Back in law school in the late 1980s, I took an elective course on alternate dispute resolution. The thought of different ways to resolve conflict intrigued me. There was hope that some of my passion for psychology would come into play. And perhaps there would be a future in solving legal issues without actually litigating them in court. Only time would tell.
What was taught were in essence three methods other than courtroom battles of resolving conflict: arbitration, mediation, negotiation. Each had some appeal given the dynamics of the parties, the complexity of the issues, and the certainty and finality of decision-making sought. They each leave different degrees of control to the parties on the final outcome or resolution of the issue.
Alternative Number One: Negotiation
Negotiation is a good place to start. On any given day, every person negotiates something to some extent if there is an exchange of ideas and a counter exchange of ideas. In the area of conflict resolution, negotiation consists of the making of a proposal to resolve a conflict, consideration by the recipient of that proposal, and a response from the recipient to the original proposal. That response can either be an outright acceptance of the proposal, a rejection of the proposal in total, or somewhere in between.
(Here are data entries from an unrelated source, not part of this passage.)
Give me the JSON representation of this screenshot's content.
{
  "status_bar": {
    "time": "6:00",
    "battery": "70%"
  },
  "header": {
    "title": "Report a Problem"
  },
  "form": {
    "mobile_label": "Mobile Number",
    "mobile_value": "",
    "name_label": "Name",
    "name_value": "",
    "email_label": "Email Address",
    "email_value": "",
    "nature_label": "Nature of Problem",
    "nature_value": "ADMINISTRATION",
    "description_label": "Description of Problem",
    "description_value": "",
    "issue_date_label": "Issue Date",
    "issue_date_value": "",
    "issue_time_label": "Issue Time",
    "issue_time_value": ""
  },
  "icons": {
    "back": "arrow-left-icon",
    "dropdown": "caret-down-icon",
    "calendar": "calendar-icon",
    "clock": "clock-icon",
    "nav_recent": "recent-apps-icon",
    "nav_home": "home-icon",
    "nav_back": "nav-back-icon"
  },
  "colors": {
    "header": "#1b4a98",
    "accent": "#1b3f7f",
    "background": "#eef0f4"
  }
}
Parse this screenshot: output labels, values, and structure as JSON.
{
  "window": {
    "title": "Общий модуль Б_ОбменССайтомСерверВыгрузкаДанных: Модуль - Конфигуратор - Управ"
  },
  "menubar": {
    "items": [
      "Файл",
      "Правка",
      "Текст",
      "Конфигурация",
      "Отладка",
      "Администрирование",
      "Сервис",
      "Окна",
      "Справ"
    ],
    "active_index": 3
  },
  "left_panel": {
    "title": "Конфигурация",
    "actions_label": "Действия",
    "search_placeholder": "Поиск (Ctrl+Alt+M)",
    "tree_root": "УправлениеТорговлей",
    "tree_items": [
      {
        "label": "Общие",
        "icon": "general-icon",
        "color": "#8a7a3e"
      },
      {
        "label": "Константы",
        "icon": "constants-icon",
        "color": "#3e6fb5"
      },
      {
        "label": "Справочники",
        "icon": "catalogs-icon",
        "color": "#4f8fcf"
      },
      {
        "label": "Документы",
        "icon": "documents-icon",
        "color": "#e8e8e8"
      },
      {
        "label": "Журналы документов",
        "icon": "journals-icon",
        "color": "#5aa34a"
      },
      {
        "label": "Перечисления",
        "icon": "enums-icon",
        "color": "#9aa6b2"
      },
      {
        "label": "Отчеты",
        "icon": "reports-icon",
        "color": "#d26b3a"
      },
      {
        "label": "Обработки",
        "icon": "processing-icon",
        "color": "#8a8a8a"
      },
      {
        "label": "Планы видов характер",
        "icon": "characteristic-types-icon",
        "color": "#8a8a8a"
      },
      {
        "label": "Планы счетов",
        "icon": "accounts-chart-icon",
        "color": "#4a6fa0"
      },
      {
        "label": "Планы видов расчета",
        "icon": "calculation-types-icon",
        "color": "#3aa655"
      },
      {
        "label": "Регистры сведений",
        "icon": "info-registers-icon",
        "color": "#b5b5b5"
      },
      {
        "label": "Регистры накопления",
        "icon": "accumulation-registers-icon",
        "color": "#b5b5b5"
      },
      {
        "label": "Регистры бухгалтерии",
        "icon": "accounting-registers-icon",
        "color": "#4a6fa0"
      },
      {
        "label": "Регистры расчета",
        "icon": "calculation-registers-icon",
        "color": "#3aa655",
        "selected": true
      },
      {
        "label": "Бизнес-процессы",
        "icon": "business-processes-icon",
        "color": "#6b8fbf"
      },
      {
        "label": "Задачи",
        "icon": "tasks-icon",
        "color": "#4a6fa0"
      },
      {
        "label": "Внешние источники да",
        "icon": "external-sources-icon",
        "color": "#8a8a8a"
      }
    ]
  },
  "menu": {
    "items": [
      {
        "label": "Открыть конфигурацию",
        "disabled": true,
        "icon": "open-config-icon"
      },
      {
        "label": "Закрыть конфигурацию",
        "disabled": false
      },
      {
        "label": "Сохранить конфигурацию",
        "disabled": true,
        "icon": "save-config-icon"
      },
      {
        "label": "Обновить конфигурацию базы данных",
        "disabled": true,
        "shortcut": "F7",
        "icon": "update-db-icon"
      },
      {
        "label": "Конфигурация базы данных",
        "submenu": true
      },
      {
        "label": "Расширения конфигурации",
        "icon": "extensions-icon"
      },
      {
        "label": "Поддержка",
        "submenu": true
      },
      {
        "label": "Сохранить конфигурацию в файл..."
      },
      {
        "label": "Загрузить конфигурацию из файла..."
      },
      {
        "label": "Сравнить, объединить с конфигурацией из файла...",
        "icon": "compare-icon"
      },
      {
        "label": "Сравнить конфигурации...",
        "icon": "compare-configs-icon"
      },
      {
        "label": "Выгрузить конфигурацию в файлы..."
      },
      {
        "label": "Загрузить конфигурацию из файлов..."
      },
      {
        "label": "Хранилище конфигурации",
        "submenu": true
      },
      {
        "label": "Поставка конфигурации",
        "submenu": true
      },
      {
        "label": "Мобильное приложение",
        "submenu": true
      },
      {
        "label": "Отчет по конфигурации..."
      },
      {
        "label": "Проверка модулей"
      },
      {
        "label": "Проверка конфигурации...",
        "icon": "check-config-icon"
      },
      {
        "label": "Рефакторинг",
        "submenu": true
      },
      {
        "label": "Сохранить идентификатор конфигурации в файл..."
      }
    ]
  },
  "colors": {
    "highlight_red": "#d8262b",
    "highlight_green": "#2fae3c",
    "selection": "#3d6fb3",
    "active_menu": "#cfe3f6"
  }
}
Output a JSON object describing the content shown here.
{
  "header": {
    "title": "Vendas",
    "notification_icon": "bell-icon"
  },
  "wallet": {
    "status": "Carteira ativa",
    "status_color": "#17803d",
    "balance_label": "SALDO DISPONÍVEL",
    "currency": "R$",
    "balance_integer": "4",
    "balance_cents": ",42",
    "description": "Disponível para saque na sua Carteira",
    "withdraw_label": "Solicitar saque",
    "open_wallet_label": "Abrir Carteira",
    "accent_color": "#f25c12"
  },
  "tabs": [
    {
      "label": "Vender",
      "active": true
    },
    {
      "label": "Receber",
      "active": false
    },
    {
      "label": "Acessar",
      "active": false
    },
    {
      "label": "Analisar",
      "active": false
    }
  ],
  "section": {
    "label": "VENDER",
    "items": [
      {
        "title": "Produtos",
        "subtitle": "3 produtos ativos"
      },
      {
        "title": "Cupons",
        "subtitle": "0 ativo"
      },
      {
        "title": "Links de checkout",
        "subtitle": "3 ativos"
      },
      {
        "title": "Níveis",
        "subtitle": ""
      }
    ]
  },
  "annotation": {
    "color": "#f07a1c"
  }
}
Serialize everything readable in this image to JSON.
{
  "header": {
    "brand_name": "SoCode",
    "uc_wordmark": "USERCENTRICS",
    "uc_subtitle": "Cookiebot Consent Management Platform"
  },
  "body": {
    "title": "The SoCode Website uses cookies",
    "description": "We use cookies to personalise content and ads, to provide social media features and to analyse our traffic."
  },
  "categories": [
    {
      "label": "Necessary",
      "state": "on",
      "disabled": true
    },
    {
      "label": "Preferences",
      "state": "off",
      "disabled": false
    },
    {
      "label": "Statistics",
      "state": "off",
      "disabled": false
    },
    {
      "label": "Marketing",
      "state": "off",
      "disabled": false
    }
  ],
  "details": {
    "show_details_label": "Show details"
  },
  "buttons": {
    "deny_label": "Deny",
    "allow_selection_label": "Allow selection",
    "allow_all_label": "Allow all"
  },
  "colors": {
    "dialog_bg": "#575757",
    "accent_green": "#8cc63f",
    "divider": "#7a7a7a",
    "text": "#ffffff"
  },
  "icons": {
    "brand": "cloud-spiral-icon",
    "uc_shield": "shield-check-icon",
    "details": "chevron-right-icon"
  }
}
The in-between is the negotiation. The negotiation is the offering of other or additional terms to the original proposal and in essence a continuation of the conversation. This communication will go back and forth between the parties until a consensus is reached or until the negotiations fail. The key to successful negotiation is nuanced. The tone of communication matters and negotiation is most likely to succeed when the communication is without insult or negative emotion. Sticking to the issues is key without bringing in extraneous matters that aren’t connected to the conflict. And a willingness to compromise is also key. In negotiations, each party to the conflict maintains absolute decision-making of whether the conflict resolves and on what terms.
Negotiations can occur directly between the parties in conflict or through their counsel.
Alternative Number Two: Mediation
Mediation is somewhere in the middle of negotiations and arbitration. Mediation includes in the mix a third-party neutral who assists the participants in communicating, focusing issues, and at times broadening or narrowing the scope of the conflict. There are many styles of mediation. The style I am most comfortable with is a balanced offering of ideas by the mediator and a reflective listening style. People who seek mediation have a difficult time communicating directly for many reasons. Maybe their communication style is emotionally too different from one another. One party could be very passionate and outspoken, and the other could be reserved and quieter. But each has something to say and has a position.
And in this scenario, neither can hear what the other is actually saying. So a reflective listening style is helpful to restate out loud what one party has said in a manner that can be heard by the other party. Another issue with mediation participants is entrenchment in his or her position. A mediator will attempt to move the parties closer by giving other ideas somewhere in the middle. This allows each participant to save face but accomplish the goal.
In this scenario, a mediator can offer the grey when the participants can see only the black and the white. A written agreement signed by the party is the usual method of concluding a successful mediation process.
Alternative Number Three: Arbitration
Arbitration is the alternate dispute method that is most like litigation. In arbitration, the participants are the parties, their counsel if any, and the arbitrator. Unlike a mediator who remains neutral and facilitates communication between the parties, an arbitrator actually makes the decisions to resolve the conflict. The process is more formal than mediation, allows for the presentation of evidence by and argument of the parties’ positions but the end result is a decision made by the arbitrator. This end result bears repeating and restating. The end result is that the parties do not make the decision; the arbitrator does make the decision. In arbitration, the parties lose absolute control of the result. In mediation and negotiations, the parties retain full control of the result.
Arbitration can be binding which means the parties agree that there will be no further recourse and the decision is final. Or arbitration can be non-binding. That means the parties can pursue other methods of resolution, usually in the form of litigation before the court.
Each of these three methods of alternate dispute methods has its pros and its cons. All give the opportunity to reach a resolution to a conflict far sooner than moving your conflict through the court system. Due to COVID-19, the court systems are more backlogged than they were before COVID-19. Many cases that were scheduled to be heard earlier this year were removed from the docket in response to public health concerns. These cases are now being rescheduled to the limited slots that exist during this early phase of the country’s reopening. Only time will tell when the dockets will resume full operations. This will likely not be until a vaccine or at a minimum, a suitable treatment for COVID-19 is found. Until then, and really at any time, careful consideration should be given by disputants on how to effectively resolve the conflict outside of the court system.
Participation in negotiations is voluntary. Mediation and arbitration except in limited circumstances are also voluntary. All may be less expensive than moving a case, start to finish, through the court system.
Farrell & Croft, P.C. does provide mediation services. In addition, the team at Farrell & Croft, P.C. is here to help you navigate your legal issues to a successful resolution in the current environment. We offer telephone and Zoom initial consultations as well as Zoom mediation. Please call us today at 703-335-9390 and let our team work for you.